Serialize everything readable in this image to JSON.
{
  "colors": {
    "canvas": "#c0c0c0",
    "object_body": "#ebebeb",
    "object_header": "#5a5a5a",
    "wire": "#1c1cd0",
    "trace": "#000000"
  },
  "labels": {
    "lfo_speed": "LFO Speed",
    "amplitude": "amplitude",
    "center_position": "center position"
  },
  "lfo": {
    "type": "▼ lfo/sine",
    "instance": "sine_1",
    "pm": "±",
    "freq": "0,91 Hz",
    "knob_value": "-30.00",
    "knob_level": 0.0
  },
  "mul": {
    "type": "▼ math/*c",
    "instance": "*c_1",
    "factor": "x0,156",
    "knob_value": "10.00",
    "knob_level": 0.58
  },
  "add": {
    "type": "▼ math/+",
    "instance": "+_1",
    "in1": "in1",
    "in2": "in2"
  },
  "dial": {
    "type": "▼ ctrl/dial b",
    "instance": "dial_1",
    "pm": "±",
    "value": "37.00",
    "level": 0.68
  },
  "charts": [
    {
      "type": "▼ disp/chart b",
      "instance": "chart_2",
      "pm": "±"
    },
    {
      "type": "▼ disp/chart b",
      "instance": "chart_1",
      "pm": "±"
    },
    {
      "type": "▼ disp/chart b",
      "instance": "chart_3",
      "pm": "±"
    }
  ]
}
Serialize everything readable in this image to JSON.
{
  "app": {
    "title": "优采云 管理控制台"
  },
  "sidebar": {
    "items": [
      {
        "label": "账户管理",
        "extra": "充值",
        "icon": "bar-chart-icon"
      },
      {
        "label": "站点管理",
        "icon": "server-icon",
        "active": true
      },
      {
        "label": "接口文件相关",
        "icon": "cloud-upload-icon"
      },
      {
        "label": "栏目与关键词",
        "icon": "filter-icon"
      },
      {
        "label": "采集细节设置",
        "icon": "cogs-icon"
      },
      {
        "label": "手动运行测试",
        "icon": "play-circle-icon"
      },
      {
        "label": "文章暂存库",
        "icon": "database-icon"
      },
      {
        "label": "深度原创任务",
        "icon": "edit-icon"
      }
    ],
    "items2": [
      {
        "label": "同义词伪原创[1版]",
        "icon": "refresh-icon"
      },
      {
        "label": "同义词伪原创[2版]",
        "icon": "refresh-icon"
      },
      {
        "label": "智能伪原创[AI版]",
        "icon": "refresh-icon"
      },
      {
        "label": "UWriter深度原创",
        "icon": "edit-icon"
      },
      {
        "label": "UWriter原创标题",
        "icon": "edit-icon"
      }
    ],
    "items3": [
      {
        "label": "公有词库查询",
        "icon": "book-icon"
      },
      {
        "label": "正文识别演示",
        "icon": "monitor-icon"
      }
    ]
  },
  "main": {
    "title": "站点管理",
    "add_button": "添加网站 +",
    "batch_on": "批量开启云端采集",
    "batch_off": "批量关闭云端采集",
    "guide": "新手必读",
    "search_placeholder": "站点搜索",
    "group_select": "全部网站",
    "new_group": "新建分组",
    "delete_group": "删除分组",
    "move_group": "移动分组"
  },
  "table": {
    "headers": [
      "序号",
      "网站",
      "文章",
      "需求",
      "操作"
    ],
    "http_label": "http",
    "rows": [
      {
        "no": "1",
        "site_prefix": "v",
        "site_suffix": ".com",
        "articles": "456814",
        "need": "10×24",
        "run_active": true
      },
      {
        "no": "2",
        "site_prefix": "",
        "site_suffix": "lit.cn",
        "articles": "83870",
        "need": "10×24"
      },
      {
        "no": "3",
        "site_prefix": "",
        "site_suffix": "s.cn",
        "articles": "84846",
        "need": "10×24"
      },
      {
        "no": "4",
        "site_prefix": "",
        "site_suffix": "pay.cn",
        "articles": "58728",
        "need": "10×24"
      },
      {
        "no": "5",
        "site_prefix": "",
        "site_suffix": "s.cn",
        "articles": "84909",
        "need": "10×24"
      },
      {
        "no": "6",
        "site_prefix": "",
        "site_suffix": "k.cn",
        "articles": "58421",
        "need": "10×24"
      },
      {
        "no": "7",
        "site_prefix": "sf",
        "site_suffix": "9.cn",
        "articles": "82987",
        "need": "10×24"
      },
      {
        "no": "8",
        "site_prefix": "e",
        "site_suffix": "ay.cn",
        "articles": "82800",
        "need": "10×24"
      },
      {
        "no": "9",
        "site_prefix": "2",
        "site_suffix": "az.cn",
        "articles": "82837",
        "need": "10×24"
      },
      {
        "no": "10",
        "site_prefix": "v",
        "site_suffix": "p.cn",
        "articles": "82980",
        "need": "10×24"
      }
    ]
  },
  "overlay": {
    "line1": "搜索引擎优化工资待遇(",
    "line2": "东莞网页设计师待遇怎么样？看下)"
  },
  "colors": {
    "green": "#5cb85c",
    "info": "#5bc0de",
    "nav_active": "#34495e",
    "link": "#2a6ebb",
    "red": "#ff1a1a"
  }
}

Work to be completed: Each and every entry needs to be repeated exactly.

Answer for this exercise:
Serialize everything readable in this image to JSON.
{
  "colors": {
    "canvas": "#c0c0c0",
    "object_body": "#ebebeb",
    "object_header": "#5a5a5a",
    "wire": "#1c1cd0",
    "trace": "#000000"
  },
  "labels": {
    "lfo_speed": "LFO Speed",
    "amplitude": "amplitude",
    "center_position": "center position"
  },
  "lfo": {
    "type": "▼ lfo/sine",
    "instance": "sine_1",
    "pm": "±",
    "freq": "0,91 Hz",
    "knob_value": "-30.00",
    "knob_level": 0.0
  },
  "mul": {
    "type": "▼ math/*c",
    "instance": "*c_1",
    "factor": "x0,156",
    "knob_value": "10.00",
    "knob_level": 0.58
  },
  "add": {
    "type": "▼ math/+",
    "instance": "+_1",
    "in1": "in1",
    "in2": "in2"
  },
  "dial": {
    "type": "▼ ctrl/dial b",
    "instance": "dial_1",
    "pm": "±",
    "value": "37.00",
    "level": 0.68
  },
  "charts": [
    {
      "type": "▼ disp/chart b",
      "instance": "chart_2",
      "pm": "±"
    },
    {
      "type": "▼ disp/chart b",
      "instance": "chart_1",
      "pm": "±"
    },
    {
      "type": "▼ disp/chart b",
      "instance": "chart_3",
      "pm": "±"
    }
  ]
}
Serialize everything readable in this image to JSON.
{
  "app": {
    "title": "优采云 管理控制台"
  },
  "sidebar": {
    "items": [
      {
        "label": "账户管理",
        "extra": "充值",
        "icon": "bar-chart-icon"
      },
      {
        "label": "站点管理",
        "icon": "server-icon",
        "active": true
      },
      {
        "label": "接口文件相关",
        "icon": "cloud-upload-icon"
      },
      {
        "label": "栏目与关键词",
        "icon": "filter-icon"
      },
      {
        "label": "采集细节设置",
        "icon": "cogs-icon"
      },
      {
        "label": "手动运行测试",
        "icon": "play-circle-icon"
      },
      {
        "label": "文章暂存库",
        "icon": "database-icon"
      },
      {
        "label": "深度原创任务",
        "icon": "edit-icon"
      }
    ],
    "items2": [
      {
        "label": "同义词伪原创[1版]",
        "icon": "refresh-icon"
      },
      {
        "label": "同义词伪原创[2版]",
        "icon": "refresh-icon"
      },
      {
        "label": "智能伪原创[AI版]",
        "icon": "refresh-icon"
      },
      {
        "label": "UWriter深度原创",
        "icon": "edit-icon"
      },
      {
        "label": "UWriter原创标题",
        "icon": "edit-icon"
      }
    ],
    "items3": [
      {
        "label": "公有词库查询",
        "icon": "book-icon"
      },
      {
        "label": "正文识别演示",
        "icon": "monitor-icon"
      }
    ]
  },
  "main": {
    "title": "站点管理",
    "add_button": "添加网站 +",
    "batch_on": "批量开启云端采集",
    "batch_off": "批量关闭云端采集",
    "guide": "新手必读",
    "search_placeholder": "站点搜索",
    "group_select": "全部网站",
    "new_group": "新建分组",
    "delete_group": "删除分组",
    "move_group": "移动分组"
  },
  "table": {
    "headers": [
      "序号",
      "网站",
      "文章",
      "需求",
      "操作"
    ],
    "http_label": "http",
    "rows": [
      {
        "no": "1",
        "site_prefix": "v",
        "site_suffix": ".com",
        "articles": "456814",
        "need": "10×24",
        "run_active": true
      },
      {
        "no": "2",
        "site_prefix": "",
        "site_suffix": "lit.cn",
        "articles": "83870",
        "need": "10×24"
      },
      {
        "no": "3",
        "site_prefix": "",
        "site_suffix": "s.cn",
        "articles": "84846",
        "need": "10×24"
      },
      {
        "no": "4",
        "site_prefix": "",
        "site_suffix": "pay.cn",
        "articles": "58728",
        "need": "10×24"
      },
      {
        "no": "5",
        "site_prefix": "",
        "site_suffix": "s.cn",
        "articles": "84909",
        "need": "10×24"
      },
      {
        "no": "6",
        "site_prefix": "",
        "site_suffix": "k.cn",
        "articles": "58421",
        "need": "10×24"
      },
      {
        "no": "7",
        "site_prefix": "sf",
        "site_suffix": "9.cn",
        "articles": "82987",
        "need": "10×24"
      },
      {
        "no": "8",
        "site_prefix": "e",
        "site_suffix": "ay.cn",
        "articles": "82800",
        "need": "10×24"
      },
      {
        "no": "9",
        "site_prefix": "2",
        "site_suffix": "az.cn",
        "articles": "82837",
        "need": "10×24"
      },
      {
        "no": "10",
        "site_prefix": "v",
        "site_suffix": "p.cn",
        "articles": "82980",
        "need": "10×24"
      }
    ]
  },
  "overlay": {
    "line1": "搜索引擎优化工资待遇(",
    "line2": "东莞网页设计师待遇怎么样？看下)"
  },
  "colors": {
    "green": "#5cb85c",
    "info": "#5bc0de",
    "nav_active": "#34495e",
    "link": "#2a6ebb",
    "red": "#ff1a1a"
  }
}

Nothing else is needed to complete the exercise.